**Data section**
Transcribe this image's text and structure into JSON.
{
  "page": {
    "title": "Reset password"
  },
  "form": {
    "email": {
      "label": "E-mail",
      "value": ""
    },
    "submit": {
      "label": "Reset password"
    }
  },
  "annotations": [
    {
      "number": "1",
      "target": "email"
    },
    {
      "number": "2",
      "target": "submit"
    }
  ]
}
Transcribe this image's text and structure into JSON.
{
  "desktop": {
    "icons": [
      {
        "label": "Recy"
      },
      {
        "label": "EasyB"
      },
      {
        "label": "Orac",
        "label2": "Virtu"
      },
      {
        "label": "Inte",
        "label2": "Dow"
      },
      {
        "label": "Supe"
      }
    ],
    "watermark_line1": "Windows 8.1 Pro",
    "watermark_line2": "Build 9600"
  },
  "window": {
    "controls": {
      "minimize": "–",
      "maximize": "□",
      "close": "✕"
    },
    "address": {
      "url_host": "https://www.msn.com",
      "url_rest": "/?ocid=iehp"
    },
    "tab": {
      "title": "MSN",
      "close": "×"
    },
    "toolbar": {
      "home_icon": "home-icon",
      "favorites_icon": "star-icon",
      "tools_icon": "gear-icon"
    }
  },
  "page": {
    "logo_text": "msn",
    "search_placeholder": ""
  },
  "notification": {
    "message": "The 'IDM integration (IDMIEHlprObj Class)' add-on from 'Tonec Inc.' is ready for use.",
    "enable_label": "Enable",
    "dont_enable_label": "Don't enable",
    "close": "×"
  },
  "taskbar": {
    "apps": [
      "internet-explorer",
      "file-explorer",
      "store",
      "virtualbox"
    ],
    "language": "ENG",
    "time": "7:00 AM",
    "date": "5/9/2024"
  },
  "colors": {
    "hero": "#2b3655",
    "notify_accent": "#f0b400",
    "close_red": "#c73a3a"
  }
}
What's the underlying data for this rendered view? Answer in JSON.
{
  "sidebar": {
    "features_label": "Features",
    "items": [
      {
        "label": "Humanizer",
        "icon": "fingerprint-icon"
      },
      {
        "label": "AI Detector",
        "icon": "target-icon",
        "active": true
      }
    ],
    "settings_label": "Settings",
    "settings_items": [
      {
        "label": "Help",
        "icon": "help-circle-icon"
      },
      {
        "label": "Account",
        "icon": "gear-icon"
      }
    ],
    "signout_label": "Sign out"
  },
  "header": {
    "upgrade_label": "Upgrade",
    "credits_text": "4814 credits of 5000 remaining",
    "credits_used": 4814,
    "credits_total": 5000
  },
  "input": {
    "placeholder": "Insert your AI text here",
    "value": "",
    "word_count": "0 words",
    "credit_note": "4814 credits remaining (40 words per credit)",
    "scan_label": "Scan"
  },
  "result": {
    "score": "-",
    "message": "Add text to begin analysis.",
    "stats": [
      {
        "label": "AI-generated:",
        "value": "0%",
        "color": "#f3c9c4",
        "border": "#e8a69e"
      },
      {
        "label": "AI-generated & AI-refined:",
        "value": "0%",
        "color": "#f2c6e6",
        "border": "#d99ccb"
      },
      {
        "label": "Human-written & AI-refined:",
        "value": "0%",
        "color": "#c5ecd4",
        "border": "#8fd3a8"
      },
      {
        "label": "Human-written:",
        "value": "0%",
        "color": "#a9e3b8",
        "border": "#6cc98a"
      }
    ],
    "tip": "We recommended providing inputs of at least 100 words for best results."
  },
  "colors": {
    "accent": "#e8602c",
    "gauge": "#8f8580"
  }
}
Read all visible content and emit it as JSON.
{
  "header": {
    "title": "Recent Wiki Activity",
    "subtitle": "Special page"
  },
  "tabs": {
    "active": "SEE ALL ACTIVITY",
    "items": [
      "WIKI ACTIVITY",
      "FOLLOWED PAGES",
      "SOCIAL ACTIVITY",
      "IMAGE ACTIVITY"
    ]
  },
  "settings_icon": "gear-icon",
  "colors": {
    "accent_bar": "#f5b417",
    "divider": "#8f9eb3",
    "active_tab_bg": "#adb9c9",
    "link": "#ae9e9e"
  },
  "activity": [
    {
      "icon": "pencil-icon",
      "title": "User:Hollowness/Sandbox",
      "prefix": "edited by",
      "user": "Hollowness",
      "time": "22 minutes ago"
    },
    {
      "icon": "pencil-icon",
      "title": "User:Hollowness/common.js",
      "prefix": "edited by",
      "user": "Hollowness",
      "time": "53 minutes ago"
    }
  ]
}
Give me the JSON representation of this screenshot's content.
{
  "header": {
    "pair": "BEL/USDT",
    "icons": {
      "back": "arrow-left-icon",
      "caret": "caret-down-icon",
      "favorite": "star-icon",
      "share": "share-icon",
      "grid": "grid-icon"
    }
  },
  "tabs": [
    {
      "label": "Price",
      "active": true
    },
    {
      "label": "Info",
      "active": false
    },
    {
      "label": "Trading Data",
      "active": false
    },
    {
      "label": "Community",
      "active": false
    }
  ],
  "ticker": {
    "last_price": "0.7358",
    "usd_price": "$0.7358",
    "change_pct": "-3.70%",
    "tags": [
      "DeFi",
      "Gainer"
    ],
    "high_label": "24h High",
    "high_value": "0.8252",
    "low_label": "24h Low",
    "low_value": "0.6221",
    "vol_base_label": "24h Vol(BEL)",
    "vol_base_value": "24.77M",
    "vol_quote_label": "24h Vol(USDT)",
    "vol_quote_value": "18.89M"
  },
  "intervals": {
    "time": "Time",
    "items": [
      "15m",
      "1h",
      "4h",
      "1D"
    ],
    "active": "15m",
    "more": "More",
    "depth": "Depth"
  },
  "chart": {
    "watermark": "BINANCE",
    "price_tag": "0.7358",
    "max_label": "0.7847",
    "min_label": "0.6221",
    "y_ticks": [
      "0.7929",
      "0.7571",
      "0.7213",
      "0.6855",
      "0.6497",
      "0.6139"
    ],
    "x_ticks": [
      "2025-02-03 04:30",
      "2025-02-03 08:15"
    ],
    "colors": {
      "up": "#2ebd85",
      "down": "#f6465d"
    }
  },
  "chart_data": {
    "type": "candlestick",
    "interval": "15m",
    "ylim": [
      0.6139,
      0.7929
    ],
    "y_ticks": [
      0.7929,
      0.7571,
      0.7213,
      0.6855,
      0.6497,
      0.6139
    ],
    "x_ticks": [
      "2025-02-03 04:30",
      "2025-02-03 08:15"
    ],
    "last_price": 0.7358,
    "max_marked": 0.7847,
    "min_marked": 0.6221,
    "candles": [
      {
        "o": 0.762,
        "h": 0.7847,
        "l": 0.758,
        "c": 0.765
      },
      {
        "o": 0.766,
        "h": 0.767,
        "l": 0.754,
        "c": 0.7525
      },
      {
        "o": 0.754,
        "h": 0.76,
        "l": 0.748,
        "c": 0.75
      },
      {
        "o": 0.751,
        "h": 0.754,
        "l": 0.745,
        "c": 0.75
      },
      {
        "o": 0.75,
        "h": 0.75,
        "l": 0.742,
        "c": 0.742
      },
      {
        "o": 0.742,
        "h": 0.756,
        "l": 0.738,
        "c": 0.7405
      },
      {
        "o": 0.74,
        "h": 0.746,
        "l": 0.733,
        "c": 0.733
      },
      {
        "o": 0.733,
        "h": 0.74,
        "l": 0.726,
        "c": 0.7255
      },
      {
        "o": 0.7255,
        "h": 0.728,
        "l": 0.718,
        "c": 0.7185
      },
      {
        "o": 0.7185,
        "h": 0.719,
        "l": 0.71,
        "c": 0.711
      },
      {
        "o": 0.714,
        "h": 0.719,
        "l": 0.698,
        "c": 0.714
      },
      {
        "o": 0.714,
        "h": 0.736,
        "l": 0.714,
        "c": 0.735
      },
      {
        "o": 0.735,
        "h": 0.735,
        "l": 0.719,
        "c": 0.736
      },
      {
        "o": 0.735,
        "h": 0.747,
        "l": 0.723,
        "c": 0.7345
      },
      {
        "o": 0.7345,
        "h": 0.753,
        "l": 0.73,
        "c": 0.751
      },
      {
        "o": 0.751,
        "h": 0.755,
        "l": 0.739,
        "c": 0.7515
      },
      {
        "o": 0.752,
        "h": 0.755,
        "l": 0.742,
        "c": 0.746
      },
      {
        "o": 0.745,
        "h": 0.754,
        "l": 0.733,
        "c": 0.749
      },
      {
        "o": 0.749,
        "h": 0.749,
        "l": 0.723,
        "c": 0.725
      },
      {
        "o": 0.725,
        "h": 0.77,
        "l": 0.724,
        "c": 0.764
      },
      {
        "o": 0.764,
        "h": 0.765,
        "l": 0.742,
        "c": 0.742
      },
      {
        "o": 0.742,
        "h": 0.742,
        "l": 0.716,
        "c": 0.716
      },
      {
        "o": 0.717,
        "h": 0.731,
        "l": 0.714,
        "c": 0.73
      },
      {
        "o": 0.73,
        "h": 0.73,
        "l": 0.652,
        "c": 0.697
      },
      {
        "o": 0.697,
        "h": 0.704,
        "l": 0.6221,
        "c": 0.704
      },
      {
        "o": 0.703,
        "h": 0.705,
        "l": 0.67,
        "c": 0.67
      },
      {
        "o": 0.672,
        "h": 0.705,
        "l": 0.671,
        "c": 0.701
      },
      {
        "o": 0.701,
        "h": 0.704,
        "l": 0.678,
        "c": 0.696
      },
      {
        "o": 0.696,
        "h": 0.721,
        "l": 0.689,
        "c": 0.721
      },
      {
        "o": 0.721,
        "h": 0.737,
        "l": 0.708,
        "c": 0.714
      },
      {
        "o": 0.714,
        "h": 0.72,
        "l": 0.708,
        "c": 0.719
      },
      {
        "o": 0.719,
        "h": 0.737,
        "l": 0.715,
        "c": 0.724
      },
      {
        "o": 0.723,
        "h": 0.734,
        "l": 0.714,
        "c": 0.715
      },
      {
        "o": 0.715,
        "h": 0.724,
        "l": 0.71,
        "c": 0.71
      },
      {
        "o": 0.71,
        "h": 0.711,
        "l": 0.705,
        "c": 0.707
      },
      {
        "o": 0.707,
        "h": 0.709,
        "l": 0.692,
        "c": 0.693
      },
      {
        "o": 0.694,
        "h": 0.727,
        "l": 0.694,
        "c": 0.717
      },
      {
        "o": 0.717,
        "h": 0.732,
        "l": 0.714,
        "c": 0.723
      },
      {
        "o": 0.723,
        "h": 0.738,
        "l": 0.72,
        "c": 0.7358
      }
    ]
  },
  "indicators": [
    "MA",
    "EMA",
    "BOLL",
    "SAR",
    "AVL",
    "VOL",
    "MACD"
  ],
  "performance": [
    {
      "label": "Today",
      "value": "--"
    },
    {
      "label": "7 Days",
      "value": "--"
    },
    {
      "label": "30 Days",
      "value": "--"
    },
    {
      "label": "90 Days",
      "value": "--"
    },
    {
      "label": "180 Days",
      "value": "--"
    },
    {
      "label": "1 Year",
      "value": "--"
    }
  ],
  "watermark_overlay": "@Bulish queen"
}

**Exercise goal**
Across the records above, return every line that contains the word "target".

**Answer below**
      "target": "email"
      "target": "submit"
        "icon": "target-icon",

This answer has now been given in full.